Modelling Bank Loan LGD of Corporate and SME Segments A Case Study
|Autor:|| Radovan Chalupka Ph.D., |
|Typ:||IES Working Papers|
|ISSN / ISBN:|
|Publikováno v:||IES Working Papers 27/2008|
|Klíčová slova:||credit risk, bank loan, loss given default, LGD, recovery rate, fractional responses, ordinal regression, quasi-maximum likelihood estimator|
|JEL kódy:||G21, G28|
|Citace:||Chalupka, R., Kopecsni, J. (2008). “ Modelling Bank Loan LGD of Corporate and SME Segments: A Case Study ” IES Working Paper 27/2008. IES FSV. Charles University.|
|Granty:||GACR 402/05/H510 Ekonomická teorie politických trhů GAUK 131707 - Modelling Loss Given Default for SME and corporate segment: the case of Czech banking system|
|Abstrakt:||The aim of this paper is to propose a methodology to estimate loss given default (LGD) and apply it to a set of micro-data of loans to SME and corporations of an anonymous commercial bank from Central Europe. LGD estimates are important inputs in the pricing of credit risk and the measurement of bank profitability and solvency. Basel II Advance IRB Approach requires internally estimates of LGD to calculate risk-weighted assets and to estimate expected loss.
We analyse the recovery rate dynamically over time and identify the efficient recovery period of a workout department.
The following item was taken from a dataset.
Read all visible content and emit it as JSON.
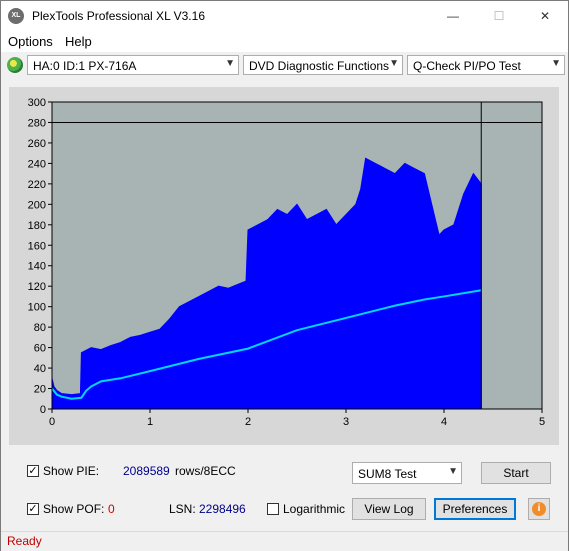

Moreover, we focus on the appropriate choice of a discount factor by introducing risk premium based on a risk level of collaterals. We apply statistical methods to estimate LGD and test empirically its determinants.
Particularly, we analyse generalised linear models using symmetric logit and asymmetric log-log link functions for ordinal responses as well as for fractional responses. For fractional responses we employ two alternatives, a beta inflated distribution and a quasi-maximum likelihood estimator.
We find out that the main drivers of LGD are a relative value of collateral, a loan size as well as a year of the loan origination. Different models provided similar results. As for the different links in more complex models, log-log models in some cases perform better, implying an asymmetric response of the dependent variable.
WP 2008_27_Chalupka, Kopecsni